Pantsula, which in Zulu means "to waddle like a duck", refers to a foot movement ("flat-footed, with the heel firmly fixed on the ground), one of the features of this dance. The dance first appeared in the organized crime areas of the townships in the fifties, the institutionalized ghettos where black populations were moved in order to clear areas for whites. Since its first appearance, it has now become an integral part of a popular landscape distinguished by other local, foreign, "traditional" or "modern" dances and music, which would influence Pantsula throughout its development: The Maribi (South African style at the beginning of the century), Monkey Jive (local version of American Jive), Lesotho dancing, Gumboot dancing and the dances of South African miners, etc.

It was in the 1980s that this dance really gained popularity and spread to all South African cities. The fact that the same decade saw the creation of a new national musical style, the Kwaito, which was quickly associated with the Pantsula perhaps helps to explain its popularity. Apartheid was seeing its last years. It was increasingly coming under fire, both internationally and at home. This situation promoted the popularity of the dance, which was full of meaning for black South Africans. In 1994, after the first universal elections in South Africa were held, the Pantsula continued to live on. It left the townships, spreading out across the country. It became institutionalized like Impilo Mapantsula, which became a dance company.

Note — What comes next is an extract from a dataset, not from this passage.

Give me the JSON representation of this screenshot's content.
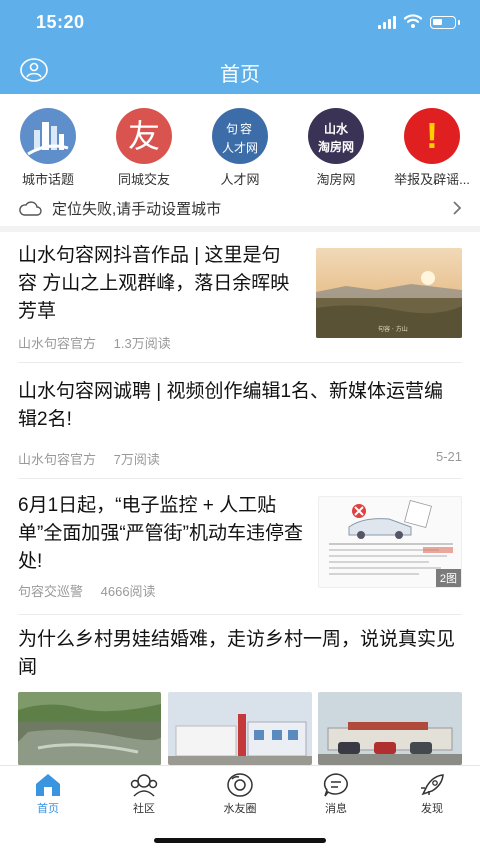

Although it can be practiced alone, the Pantsula is a social urban dance. It allows initiates to use their body to express what they did not have the right to say or what they could not say in the oppressive context of Apartheid. It allows people to talk about daily life in the townships, the joys and the woes of the inhabitants. Today, it depicts the contemporary South Africa, the "Rainbow country», which is not prepared to forget some of its darker periods of history.

Thomas Jacques Le Seigneur


Modiga Sello Reuben
Its history dates back to the 1950s but the moment when...pentsula became famous was in the 1980s. When most of the groups were formed. But its history dates back to the 1950s. At the time there were other dances: marabi, monkey jive, tsaba-tsaba, and pepezela... There are two categories in Pantsula dance: solo and group choreography. In our language, solo is called "fukusa". It is freestyle but with music. As for group choreography, it is especially influenced by dances indigenous to Africa. It is important to experience many dances before choosing one. I myself fell in love with pantsula.
Modiga Sello Reuben
I have been dancing since 1994, the year South Africa got its independence. It was difficult because of the oppressive system, when police officers at the time saw us together on a street corner, they took us for thugs. They did not want people to gather in groups, especially friends. People mainly danced in local clubs, the stokvels, and the shebeens. At the time, I was too small to get into the shebeens. We danced in the street, and at concerts, but it was difficult because of the political system at that time.
Modiga Sello Reuben
Children danced to tell others about what was happening at school, where there was corporal punishment. We made a sort of "sketch", you know like a drawing. These "sketches" illustrated the life of the community. They related what we were experiencing at school. For example, if we had been subjected to corporal punishment. We used dance to communicate. We also tell nice stories, like going to the hairdresser: How would you like your hair cut? A little massage? We tell wonderful stories about new South Africa. It became the rainbow nation. Then, we were not allowed to mix with other races. Now we can use dance to show the beauty of our country. The diversity of South Africa.